May 05, 2021 3 min read

There are few things more complicated than loving dogs while having an allergy to them. It’s easy to feel a little hopeless when something you love is the source of your discomfort, sneezing, and itchy eyes. Luckily, there’s hope!

What causes dog allergies?

A common misconception with dog allergies is that a person who is allergic to dogs is universally allergic to all breeds. According to Mayo Clinic, this isn’t the case. With pet allergies, a person suffering an allergic reaction is being triggered by “proteins found in an animal’s skin cells, saliva, or urine.”

When an allergic reaction takes place, your body’s immune system responds to exposure by using antibodies that aim to protect you from the trigger it’s identifying as harmful.
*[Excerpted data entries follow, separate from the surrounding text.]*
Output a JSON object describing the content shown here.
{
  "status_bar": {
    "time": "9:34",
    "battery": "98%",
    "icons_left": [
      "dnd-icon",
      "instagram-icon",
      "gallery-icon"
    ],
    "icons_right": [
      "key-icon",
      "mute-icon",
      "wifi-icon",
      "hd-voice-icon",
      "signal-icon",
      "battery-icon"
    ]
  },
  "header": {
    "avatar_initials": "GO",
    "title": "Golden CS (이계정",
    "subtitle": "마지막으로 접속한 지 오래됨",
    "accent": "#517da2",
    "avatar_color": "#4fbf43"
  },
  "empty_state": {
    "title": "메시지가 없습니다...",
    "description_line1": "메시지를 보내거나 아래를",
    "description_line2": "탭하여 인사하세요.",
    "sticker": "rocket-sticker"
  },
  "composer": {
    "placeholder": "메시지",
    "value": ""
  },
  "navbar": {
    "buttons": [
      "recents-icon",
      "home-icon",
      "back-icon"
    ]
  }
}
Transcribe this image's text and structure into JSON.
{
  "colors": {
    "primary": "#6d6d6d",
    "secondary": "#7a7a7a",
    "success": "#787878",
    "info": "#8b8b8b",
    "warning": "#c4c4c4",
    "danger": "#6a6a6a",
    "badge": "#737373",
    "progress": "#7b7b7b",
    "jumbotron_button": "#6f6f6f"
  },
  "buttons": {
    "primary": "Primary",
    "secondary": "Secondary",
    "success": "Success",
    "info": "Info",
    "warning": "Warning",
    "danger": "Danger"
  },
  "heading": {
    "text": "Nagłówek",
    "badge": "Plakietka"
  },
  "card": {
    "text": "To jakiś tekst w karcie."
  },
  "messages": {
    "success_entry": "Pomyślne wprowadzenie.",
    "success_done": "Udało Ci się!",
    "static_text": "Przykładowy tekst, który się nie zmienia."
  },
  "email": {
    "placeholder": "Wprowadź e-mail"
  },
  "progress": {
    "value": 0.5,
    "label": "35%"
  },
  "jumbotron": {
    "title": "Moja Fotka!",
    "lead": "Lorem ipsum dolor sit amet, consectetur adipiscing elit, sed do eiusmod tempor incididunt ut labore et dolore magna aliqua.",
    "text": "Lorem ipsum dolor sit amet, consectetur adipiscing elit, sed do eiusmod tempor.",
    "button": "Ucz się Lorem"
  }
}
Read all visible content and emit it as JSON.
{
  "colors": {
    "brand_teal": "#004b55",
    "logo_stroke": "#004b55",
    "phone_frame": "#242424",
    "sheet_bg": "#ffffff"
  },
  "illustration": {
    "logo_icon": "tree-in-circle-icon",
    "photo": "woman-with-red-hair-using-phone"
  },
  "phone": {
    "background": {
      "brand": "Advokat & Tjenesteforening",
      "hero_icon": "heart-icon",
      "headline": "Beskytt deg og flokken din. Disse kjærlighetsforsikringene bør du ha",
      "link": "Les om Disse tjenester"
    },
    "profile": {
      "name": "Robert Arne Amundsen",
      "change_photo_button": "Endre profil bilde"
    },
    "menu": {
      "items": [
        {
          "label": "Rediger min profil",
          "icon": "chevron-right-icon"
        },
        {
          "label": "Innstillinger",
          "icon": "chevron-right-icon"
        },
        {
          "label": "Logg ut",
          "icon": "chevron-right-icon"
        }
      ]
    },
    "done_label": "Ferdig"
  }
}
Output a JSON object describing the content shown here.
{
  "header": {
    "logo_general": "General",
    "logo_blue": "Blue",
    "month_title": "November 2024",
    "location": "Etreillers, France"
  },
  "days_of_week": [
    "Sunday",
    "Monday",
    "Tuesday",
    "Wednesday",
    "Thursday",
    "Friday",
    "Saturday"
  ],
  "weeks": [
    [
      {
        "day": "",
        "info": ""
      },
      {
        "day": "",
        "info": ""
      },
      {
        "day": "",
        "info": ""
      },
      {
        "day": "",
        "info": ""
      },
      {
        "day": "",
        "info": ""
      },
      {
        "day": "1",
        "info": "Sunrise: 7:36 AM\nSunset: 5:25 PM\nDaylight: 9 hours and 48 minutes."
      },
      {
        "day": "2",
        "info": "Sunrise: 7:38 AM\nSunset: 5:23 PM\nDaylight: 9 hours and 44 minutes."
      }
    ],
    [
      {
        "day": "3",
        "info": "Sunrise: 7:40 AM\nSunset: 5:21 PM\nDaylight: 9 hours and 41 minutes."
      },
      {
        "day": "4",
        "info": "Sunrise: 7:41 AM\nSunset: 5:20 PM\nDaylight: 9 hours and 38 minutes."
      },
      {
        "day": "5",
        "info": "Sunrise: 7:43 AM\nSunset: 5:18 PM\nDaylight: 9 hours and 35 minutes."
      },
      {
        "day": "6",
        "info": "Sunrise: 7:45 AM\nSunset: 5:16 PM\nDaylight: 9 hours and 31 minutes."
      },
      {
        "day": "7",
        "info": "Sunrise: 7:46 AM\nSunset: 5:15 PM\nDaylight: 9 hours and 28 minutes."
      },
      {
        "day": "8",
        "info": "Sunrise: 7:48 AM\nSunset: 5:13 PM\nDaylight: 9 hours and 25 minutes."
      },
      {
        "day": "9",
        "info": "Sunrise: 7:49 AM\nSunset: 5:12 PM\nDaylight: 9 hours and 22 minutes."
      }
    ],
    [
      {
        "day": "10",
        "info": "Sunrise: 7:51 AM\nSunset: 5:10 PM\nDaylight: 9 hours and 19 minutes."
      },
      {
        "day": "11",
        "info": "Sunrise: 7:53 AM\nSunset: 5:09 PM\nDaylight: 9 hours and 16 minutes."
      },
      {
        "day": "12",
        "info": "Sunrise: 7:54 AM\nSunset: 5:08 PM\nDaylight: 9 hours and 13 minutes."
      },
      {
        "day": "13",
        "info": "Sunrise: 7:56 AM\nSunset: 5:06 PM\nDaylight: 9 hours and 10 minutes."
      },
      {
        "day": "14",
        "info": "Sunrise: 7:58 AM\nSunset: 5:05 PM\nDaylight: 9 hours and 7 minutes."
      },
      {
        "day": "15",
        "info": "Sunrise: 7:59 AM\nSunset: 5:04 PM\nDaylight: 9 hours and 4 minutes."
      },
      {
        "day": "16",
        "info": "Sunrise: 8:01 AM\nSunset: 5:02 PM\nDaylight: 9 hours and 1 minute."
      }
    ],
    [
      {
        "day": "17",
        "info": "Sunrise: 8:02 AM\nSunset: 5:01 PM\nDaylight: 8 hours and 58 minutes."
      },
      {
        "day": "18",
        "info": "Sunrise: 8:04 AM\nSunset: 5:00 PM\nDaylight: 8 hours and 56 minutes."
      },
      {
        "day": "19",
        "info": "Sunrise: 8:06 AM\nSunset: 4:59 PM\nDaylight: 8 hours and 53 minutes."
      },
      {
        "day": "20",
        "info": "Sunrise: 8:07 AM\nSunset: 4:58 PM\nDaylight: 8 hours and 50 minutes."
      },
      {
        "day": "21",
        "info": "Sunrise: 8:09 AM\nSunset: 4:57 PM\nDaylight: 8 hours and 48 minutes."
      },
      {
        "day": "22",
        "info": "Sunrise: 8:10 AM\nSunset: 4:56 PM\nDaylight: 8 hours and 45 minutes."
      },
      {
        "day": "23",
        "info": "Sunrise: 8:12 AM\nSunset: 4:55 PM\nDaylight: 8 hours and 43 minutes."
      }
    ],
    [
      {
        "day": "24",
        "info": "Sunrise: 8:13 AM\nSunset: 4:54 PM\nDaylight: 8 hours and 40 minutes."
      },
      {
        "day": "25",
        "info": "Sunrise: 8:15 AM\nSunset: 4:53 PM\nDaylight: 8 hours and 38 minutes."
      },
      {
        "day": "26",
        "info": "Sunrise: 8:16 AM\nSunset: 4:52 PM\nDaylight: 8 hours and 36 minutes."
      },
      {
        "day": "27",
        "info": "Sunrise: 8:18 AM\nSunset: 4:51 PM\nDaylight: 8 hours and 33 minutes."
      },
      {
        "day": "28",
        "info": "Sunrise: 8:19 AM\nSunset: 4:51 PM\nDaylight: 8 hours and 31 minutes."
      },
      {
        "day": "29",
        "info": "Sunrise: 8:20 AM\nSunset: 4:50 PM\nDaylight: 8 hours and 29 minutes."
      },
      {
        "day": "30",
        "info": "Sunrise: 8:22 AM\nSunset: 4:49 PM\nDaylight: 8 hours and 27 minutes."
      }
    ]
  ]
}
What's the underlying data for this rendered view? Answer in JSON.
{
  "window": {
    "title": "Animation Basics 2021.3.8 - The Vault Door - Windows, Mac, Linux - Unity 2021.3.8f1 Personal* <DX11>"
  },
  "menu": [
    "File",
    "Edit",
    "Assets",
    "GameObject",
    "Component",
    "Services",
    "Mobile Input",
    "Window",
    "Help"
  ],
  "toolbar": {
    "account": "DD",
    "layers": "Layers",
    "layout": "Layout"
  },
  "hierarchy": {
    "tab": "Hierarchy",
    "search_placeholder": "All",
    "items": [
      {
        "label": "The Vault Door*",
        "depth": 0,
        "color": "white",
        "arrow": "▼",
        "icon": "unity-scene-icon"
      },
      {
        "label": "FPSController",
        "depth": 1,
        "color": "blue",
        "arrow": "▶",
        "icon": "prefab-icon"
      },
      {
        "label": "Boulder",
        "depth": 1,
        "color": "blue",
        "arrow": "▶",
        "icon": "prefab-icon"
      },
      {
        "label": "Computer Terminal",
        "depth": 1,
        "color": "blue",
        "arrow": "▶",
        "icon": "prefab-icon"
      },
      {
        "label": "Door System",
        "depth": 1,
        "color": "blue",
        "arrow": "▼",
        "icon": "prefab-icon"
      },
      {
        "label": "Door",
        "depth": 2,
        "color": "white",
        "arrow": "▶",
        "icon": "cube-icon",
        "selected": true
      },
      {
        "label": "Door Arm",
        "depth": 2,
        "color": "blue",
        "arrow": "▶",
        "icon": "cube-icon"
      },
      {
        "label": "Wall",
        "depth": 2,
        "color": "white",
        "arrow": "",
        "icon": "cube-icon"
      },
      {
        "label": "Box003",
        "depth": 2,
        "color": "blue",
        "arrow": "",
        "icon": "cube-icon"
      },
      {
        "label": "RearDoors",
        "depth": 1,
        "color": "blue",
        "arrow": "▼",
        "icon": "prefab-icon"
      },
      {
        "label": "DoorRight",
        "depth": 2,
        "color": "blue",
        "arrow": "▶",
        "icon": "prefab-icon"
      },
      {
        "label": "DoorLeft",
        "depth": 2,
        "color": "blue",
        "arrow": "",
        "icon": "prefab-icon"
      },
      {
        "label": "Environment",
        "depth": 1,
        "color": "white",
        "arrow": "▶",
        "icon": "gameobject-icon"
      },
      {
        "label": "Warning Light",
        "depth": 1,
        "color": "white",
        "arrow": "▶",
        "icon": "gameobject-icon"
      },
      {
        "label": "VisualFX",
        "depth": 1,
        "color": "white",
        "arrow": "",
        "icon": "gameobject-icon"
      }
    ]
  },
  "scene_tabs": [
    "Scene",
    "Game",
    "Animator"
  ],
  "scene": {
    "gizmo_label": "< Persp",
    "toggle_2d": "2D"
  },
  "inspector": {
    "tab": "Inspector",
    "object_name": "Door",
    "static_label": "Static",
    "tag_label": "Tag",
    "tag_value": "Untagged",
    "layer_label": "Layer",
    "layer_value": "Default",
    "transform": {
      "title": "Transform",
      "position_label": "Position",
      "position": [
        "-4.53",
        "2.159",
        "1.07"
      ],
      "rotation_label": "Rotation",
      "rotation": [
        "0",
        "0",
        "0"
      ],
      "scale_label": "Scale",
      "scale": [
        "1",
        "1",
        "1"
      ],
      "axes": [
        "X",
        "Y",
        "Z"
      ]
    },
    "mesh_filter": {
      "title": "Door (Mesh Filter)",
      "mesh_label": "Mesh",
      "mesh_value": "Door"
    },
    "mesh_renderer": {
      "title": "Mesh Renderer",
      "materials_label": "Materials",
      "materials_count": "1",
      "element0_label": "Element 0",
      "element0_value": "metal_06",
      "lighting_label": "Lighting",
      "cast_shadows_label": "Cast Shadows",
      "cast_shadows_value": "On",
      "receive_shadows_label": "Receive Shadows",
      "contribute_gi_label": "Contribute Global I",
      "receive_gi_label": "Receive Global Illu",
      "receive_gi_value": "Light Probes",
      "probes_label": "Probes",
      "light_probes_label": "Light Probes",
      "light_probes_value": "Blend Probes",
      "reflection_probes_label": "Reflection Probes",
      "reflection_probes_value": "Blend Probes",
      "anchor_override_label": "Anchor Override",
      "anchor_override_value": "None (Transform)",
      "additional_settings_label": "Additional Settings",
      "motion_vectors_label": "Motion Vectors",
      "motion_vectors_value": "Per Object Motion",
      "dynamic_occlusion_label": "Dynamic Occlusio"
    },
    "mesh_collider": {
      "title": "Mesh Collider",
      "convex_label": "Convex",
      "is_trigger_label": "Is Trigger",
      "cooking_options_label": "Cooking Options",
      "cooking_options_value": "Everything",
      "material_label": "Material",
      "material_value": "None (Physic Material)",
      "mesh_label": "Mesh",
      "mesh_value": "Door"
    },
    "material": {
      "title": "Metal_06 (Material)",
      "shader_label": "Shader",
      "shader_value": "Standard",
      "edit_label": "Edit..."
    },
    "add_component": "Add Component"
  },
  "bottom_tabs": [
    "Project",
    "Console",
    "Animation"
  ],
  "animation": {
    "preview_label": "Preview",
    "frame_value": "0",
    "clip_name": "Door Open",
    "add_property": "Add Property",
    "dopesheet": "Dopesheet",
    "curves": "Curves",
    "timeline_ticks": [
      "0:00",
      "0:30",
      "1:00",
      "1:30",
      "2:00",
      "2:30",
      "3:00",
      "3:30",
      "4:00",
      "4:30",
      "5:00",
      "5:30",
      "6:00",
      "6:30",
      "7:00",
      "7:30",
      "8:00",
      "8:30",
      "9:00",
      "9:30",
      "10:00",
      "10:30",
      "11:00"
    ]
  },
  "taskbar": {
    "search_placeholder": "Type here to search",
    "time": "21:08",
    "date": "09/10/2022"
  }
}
In the case of allergies, whatever is triggering you isn’t harmful and your body miscategorizing this trigger causes the allergic reaction.

Following exposure, a reaction might include signs that are or are like asthma (wheezing, coughing, difficulty breathing), sneezing, runny nose, watery eyes, swollen and blue-colored skin under your eyes, eczema, and more. While some may experience asthma-like symptoms, people with asthma might find that exposure to pets could exacerbate their asthma symptoms.

We’ve compiled a list of ways you can still maintain your passion for loving and caring for animals without compromising your health.

1. Consider “hypoallergenic” breeds  All dogs carry allergens that might trigger an allergic response. However, dogs deemed “hypoallergenic” are ones that are categorized as being hairless or shedding less. The problem is less about the hair on your dog but the ability of that hair to carry and distribute dander through shedding. A dog that is “hypoallergenic” may be a good option because they reduce your exposure through their lack of hair.

2. Opt for an allergy test to get a deeper insight into your allergies — As a dog lover, you know that dogs come in different shapes, sizes, and breeds. Different breeds may produce a different, lesser, or even, non-existent allergic response. If you or a loved one have an allergy to a dog, it might help to consider talking to a physician or allergist to take a deeper dive into your allergies to get a better sense of which dog triggers your allergic response.

3. Up your cleaning and grooming routine — You don’t have to have a dog to be exposed to the allergy-causing dander that clings to them. To avoid allergy-inducing triggers, you may have to increase your home cleaning and sell grooming regimen.

You can reduce the number of allergens in your home through diligent cleaning and regular grooming. Homes and bodies have sneaky places where the very allergens you’re hoping to avoid hide in plain sight. For example, in your home, there are plenty of cloth surfaces that may be holding on to dog allergens. Be sure to routinely clean your drapes, carpets, blankets, couches, and any other soft surface that might be holding onto these allergens.

4. Keep areas in your home that are dog-free — You can reduce your exposure to dander by keeping a few dog-free zones for those who suffer most, like the bedroom or an office. You can work with your dog to train them away from snuggling on some surfaces, too.

With these tips in mind, you may be able to help yourself surmount your dog allergy triggers. At the very least, you’ll be able to be more informed as you make decisions so that both you and your dog can leave comfortable lives at home.


Don’t let a road trip stop you from taking your pet along for the ride. Take a look at our tips for what to do when your dog gets carsick.

Looking for a treat on a budget? Look no more! Check out our dog treats and chews under $15.

Leave a comment

Comments will be approved before showing up.

Also in BBS Blog

Happy smiling dog
Your Guide to Dog Mental Health

June 29, 2022 7 min read

Just like humans, dogs experience ups and downs in their mental health. Sometimes, these dips can be temporary — while other times, they can become more chronic. Whether your dog seems down lately, or you just want to give their mental health a boost, there are steps you can take to help them feel better and become more mentally resilient. Here are 18 things you can do to support your dog’s mental health:
sad pug
Can Dogs Get Depressed? Signs to Watch for

June 28, 2022 7 min read

Sometimes your dog gets sad, and even a long-lasting dog chew isn’t enough to lift their mood. While most dogs’ low moods pass quickly, some of them do develop chronic depression that requires attention. Unfortunately, since dogs are nonverbal, diagnosing depression in dogs can be a bit trickier than identifying depression in humans. Today, we’re diving deep into whether or not dogs can get truly depressed, what the signs of depression look like, and potential treatments for depression in dogs.
collie shaking paw with owner
Everything You Need to Know About the Different Types of Dog Training

June 08, 2022 3 min read

Got a new puppy you need to train? There are many different approaches to training dogs, some more effective than others. In this guide, we’ve rounded up 11 of the most popular training techniques and given a brief overview of each of them to help you decide which types of training are best for you and your dog. Without further ado, let’s dive in: